### WORK ORDER
Pick out each line below containing "subtitle".

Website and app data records
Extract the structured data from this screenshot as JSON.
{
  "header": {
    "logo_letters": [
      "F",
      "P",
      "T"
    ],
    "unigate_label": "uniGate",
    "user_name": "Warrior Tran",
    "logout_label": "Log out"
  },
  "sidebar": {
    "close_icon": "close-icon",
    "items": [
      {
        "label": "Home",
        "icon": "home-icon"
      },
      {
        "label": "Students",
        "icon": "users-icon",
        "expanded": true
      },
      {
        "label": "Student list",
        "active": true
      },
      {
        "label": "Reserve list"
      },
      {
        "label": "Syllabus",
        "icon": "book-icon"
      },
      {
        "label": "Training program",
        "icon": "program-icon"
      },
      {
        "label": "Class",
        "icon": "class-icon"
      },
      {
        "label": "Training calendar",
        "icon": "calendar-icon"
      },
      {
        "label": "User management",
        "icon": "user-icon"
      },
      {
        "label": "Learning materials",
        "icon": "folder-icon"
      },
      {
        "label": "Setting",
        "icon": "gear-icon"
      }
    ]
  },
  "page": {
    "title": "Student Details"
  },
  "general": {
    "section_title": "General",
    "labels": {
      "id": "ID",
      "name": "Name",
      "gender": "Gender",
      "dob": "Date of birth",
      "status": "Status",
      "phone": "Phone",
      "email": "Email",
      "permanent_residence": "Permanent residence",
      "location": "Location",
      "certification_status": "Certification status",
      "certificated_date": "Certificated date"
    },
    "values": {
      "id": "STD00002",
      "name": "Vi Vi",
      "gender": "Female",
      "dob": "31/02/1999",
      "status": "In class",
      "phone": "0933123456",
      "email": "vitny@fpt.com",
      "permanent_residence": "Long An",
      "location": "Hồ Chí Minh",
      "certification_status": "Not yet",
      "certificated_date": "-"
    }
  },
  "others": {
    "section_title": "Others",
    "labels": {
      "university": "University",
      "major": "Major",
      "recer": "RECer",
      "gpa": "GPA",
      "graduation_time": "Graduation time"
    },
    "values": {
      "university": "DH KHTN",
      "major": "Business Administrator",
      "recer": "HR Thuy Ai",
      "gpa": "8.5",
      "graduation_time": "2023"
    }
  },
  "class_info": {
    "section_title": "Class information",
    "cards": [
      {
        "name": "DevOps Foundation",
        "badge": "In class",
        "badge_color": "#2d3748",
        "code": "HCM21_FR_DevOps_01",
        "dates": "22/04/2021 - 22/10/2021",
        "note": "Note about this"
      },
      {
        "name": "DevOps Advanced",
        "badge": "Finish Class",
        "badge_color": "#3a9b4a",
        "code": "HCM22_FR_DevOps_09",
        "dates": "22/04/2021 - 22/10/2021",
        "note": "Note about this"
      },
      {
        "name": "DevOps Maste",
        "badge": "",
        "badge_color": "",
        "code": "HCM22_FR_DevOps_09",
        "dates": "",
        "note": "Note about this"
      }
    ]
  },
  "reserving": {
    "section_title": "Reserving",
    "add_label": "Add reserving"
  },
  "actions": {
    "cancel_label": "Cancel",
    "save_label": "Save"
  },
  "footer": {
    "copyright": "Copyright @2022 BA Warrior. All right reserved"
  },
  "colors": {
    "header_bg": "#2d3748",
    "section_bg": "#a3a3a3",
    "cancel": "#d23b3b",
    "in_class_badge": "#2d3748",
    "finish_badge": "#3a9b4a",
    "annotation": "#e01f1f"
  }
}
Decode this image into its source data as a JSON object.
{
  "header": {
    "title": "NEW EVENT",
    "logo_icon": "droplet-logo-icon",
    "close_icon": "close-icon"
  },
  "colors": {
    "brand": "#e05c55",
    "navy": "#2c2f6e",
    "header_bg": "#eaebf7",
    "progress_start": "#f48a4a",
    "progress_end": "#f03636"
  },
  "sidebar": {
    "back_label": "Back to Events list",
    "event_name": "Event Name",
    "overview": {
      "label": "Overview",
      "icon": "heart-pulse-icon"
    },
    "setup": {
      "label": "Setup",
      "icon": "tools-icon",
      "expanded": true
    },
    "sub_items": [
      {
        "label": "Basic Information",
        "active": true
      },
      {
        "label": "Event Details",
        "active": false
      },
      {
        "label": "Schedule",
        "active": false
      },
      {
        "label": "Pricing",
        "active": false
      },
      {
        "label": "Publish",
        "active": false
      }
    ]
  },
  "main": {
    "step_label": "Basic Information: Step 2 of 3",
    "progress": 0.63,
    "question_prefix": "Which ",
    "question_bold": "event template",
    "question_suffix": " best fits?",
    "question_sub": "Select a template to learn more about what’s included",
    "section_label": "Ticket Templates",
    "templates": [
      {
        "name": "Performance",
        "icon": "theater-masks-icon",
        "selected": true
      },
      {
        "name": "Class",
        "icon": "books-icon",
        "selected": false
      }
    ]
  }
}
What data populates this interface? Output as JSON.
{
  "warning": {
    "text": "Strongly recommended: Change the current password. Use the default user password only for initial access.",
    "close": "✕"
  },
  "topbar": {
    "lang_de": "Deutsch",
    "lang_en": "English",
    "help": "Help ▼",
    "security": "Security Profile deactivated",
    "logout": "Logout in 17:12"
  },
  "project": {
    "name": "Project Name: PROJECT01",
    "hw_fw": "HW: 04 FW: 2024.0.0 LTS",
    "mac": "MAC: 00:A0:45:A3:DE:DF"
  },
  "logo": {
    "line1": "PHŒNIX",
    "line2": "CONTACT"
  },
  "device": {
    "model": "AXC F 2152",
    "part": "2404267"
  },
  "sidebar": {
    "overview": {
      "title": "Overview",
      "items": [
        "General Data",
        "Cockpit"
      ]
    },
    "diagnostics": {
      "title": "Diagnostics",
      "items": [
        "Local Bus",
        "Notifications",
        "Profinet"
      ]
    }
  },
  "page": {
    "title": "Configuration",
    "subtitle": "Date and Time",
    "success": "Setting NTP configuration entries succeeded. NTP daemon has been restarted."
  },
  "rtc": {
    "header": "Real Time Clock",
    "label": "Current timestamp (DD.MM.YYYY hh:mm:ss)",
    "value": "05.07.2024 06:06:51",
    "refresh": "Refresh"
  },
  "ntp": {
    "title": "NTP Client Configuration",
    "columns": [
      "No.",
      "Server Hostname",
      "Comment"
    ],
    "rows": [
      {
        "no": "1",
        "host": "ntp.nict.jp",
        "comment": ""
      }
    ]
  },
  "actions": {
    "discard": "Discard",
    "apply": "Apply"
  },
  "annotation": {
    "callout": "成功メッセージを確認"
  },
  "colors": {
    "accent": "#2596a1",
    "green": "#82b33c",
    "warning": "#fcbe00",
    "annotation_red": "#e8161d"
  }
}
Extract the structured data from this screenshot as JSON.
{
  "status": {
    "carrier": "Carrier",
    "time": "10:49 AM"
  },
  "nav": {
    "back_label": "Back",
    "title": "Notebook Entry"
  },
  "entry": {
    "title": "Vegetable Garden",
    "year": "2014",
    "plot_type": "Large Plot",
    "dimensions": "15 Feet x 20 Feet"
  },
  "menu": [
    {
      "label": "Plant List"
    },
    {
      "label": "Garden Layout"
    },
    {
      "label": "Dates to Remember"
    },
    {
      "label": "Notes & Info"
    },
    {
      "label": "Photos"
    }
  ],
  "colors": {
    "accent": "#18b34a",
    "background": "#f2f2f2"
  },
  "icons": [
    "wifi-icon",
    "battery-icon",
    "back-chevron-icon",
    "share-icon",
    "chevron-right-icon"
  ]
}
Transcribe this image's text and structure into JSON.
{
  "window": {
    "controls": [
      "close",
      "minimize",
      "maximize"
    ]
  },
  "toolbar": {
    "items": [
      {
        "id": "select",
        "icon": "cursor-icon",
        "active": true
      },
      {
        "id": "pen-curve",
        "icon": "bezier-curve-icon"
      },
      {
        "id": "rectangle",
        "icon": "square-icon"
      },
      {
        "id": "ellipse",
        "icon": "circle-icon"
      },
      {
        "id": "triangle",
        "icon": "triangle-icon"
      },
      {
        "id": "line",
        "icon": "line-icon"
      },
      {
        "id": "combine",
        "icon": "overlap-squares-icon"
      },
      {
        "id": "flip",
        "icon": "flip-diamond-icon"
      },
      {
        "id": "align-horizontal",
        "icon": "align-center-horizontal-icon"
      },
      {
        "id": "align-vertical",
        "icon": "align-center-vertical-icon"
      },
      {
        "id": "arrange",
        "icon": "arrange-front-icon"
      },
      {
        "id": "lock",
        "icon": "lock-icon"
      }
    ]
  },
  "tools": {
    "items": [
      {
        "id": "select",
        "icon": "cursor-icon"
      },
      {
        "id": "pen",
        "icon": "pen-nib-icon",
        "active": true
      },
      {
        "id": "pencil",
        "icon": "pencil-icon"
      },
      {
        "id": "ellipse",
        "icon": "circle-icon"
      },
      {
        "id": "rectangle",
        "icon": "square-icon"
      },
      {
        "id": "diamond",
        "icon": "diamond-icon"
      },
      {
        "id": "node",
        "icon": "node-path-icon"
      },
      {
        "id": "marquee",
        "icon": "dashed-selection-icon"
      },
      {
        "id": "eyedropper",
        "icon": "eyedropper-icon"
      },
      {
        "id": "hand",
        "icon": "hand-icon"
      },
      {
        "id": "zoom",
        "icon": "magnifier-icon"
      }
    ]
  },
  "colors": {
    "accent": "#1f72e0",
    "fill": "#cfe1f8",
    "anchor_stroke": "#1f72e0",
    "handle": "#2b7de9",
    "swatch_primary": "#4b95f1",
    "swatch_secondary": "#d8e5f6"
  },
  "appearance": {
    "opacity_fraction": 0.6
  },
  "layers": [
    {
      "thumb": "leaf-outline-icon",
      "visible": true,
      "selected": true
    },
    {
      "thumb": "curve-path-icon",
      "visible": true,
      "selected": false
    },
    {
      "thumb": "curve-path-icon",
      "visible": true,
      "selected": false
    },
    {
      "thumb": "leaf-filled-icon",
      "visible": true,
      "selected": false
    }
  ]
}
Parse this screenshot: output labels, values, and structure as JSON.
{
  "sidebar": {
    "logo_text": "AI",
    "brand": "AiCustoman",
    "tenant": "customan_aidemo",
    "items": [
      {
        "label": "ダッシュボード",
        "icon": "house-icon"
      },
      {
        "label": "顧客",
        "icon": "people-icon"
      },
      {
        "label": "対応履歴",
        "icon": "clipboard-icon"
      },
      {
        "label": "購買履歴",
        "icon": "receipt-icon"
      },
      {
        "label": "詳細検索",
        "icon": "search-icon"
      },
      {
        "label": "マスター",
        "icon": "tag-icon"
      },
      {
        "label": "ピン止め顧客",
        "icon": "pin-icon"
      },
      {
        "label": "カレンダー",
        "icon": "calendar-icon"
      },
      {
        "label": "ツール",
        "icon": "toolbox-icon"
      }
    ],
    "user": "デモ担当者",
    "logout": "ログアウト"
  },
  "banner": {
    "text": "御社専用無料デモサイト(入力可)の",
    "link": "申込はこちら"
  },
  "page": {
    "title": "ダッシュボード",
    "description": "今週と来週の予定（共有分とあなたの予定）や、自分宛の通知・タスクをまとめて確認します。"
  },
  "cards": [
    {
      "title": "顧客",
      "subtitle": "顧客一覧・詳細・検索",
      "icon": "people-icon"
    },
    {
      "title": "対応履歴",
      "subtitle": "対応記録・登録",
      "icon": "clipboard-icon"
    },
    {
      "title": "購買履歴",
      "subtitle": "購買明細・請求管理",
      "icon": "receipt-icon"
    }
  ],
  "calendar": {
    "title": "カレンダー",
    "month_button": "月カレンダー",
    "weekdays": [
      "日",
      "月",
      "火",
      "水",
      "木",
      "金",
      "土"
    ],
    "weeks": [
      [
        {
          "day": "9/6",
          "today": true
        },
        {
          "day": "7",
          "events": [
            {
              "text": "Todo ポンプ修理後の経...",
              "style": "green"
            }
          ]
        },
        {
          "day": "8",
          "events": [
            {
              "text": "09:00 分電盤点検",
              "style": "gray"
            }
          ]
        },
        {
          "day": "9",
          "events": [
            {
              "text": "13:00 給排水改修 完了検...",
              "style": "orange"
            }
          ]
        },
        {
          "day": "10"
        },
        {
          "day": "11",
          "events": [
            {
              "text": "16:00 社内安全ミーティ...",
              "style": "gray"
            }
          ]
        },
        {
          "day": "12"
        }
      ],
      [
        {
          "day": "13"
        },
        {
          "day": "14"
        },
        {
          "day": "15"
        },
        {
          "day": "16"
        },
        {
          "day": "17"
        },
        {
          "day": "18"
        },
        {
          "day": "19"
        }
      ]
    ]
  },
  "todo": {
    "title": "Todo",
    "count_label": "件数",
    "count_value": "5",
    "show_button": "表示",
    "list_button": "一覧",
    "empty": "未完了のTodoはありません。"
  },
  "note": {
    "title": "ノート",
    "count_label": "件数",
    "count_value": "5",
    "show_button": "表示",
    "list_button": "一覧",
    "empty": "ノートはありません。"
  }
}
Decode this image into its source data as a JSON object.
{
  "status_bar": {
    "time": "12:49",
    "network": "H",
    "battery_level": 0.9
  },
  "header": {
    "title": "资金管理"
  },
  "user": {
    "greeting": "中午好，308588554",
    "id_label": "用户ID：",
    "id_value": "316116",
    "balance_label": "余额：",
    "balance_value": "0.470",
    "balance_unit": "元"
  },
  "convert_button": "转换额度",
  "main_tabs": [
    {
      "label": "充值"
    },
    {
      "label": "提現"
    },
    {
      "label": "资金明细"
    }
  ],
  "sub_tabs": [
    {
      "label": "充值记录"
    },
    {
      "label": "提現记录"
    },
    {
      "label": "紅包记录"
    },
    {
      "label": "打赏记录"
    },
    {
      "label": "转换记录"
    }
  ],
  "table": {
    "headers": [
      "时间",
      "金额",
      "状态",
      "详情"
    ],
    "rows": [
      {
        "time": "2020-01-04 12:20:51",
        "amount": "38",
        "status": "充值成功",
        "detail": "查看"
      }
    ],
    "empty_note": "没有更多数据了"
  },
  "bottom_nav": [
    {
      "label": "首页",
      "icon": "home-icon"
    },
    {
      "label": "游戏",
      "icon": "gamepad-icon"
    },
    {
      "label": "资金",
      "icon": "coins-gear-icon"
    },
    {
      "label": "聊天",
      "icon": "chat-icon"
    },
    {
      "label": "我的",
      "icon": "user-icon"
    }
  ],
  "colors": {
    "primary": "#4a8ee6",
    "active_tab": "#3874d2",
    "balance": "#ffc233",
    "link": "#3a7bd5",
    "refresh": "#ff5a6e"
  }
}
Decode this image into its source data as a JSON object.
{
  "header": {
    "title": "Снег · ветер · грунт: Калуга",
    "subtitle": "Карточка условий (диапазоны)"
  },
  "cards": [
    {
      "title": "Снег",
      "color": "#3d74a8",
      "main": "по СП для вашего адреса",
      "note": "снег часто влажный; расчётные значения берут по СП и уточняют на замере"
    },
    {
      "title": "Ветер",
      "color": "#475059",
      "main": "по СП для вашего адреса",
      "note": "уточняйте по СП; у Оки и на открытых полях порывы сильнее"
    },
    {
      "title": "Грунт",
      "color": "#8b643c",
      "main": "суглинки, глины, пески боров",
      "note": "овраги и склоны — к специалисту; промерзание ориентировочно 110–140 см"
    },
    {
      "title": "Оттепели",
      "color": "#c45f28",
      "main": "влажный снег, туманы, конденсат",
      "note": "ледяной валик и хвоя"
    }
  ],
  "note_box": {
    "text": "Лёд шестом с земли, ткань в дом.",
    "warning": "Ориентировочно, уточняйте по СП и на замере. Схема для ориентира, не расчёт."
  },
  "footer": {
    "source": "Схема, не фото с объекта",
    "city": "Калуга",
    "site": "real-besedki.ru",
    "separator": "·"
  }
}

### YOUR RESPONSE
    "subtitle": "Date and Time",
      "subtitle": "顧客一覧・詳細・検索",
      "subtitle": "対応記録・登録",
      "subtitle": "購買明細・請求管理",
    "subtitle": "Карточка условий (диапазоны)"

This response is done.